Professor Shireen Davies, of the Institute of Molecular, Cell & Systems Biology at the University of Glasgow, who is coordinating the project, said: “Insects are the most diverse class of life on earth, and different insects can be essential for, or highly damaging to, agriculture, horticulture and forestry. There is a pressing need, not just for new insecticides to combat resistance in pests, but for more specific, ‘greener’ insecticides that target damaging insects while sparing beneficial ones.”

The pests being targeted in this study include: moths, locusts, aphids, flies and beetles, which either damage crops directly through eating, or by spreading plant viruses.

Further information

Professor Isaac is available for interview. Contact Chris Bunting, Senior Press Officer, University of Leeds, phone: 0113 343 2049 or email c.j.bunting@leeds.ac.uk.

Bugs being targeted:

Moths – Heliothis peltigera, Spodoptera littoralis which represent a large variety of Heliothinae and Spodoptera moth species and are world-wide native agricultural pests, Plutella xylostella, diamondback moth, the most important world-wide pest of Brassicas.

Locusts – Locusta migratoria and Schistocerca gregaria, alien swarming agricultural pest of the Southern Mediterranean, Middle East, Asia and Africa, including Southern Africa, and constantly monitored by the FAO. 

Aphids – Acyrthosiphon pisum, world-wide native agriculture pest and a model with sequenced genome for horticulture pests including Macrosiphon rosae, which is detrimental to roses, apples and pears in the vital South African fruit industry and the same species as the green rose aphid in Europe; and Myzus persicae, a world-wide agricultural and horticultural pest which favors ready transport on plant material. 

Flies – Drosophila suzukii, an alien horticulture pest in Europe and USA. Spread of D. suzukii is currently uncontrolled by EU regulatory authorities thus novel biocontrol is urgently needed. Ceratitis capitata, the Mediterranean fruit fly (medfly), is also capable of causing extensive damage to a wide range of fruit crops across the Mediterranean. 
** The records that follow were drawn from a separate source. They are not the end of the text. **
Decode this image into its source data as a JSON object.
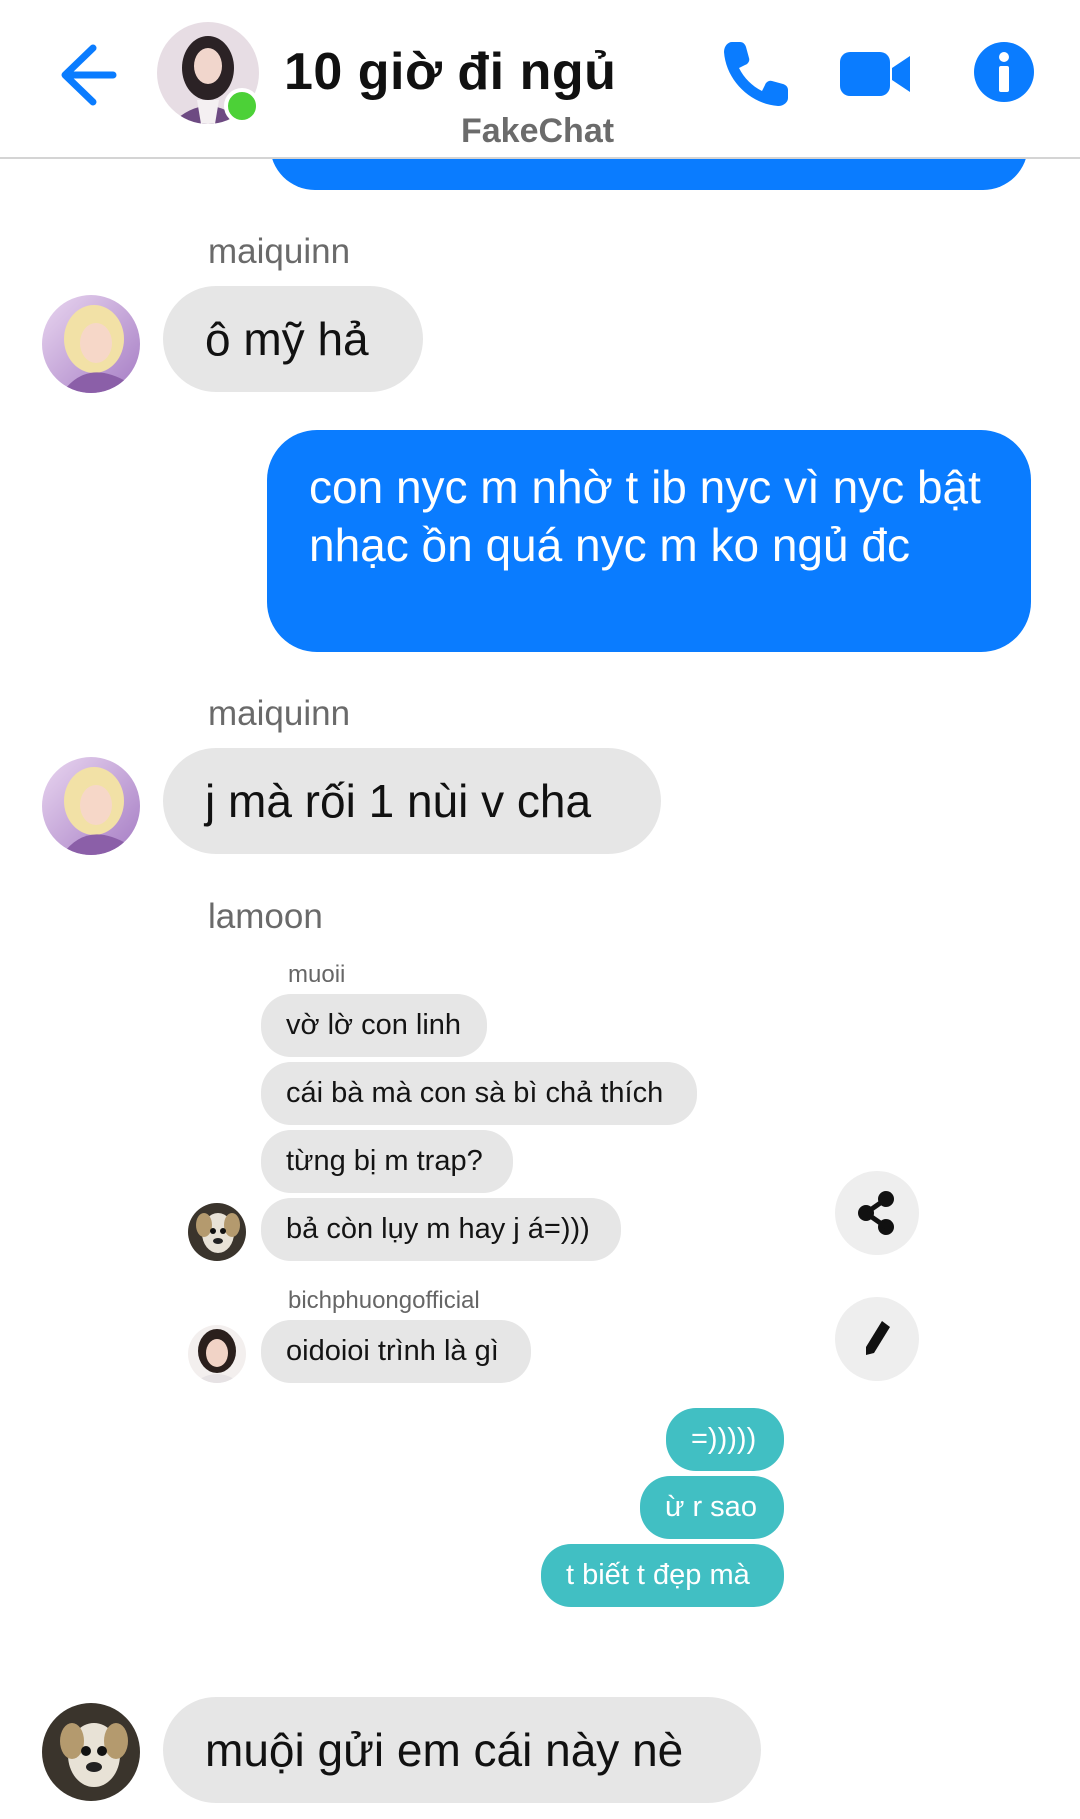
{
  "header": {
    "title": "10 giờ đi ngủ",
    "watermark": "FakeChat",
    "icons": {
      "back": "back-arrow-icon",
      "call": "phone-icon",
      "video": "video-camera-icon",
      "info": "info-icon"
    },
    "online": true
  },
  "colors": {
    "accent": "#0a7cff",
    "incoming_bubble": "#e6e6e6",
    "shared_outgoing_bubble": "#41bfc3",
    "online": "#4cd137"
  },
  "messages": {
    "m1": {
      "sender": "maiquinn",
      "text": "ô mỹ hả"
    },
    "m2": {
      "text": "con nyc m nhờ t ib nyc vì nyc bật nhạc ồn quá nyc m ko ngủ đc"
    },
    "m3": {
      "sender": "maiquinn",
      "text": "j mà rối 1 nùi v cha"
    },
    "m4": {
      "sender": "lamoon"
    },
    "m5": {
      "text": "muội gửi em cái này nè"
    }
  },
  "shared": {
    "group1": {
      "sender": "muoii",
      "lines": [
        "vờ lờ con linh",
        "cái bà mà con sà bì chả thích",
        "từng bị m trap?",
        "bả còn lụy m hay j á=)))"
      ]
    },
    "group2": {
      "sender": "bichphuongofficial",
      "lines": [
        "oidoioi trình là gì"
      ]
    },
    "outgoing": [
      "=)))))",
      "ừ r sao",
      "t biết t đẹp mà"
    ]
  },
  "actions": {
    "share_icon": "share-icon",
    "edit_icon": "pencil-icon"
  }
}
Beetles – some species are also pests and include the flour beetle, Tribolium castaneum (pest of stored grain) and pine weevil (Hylobius abieti), a long-term native pest of spruce and pine, severely affecting forestry production and causing significant financial losses in the EU. 

Back to the top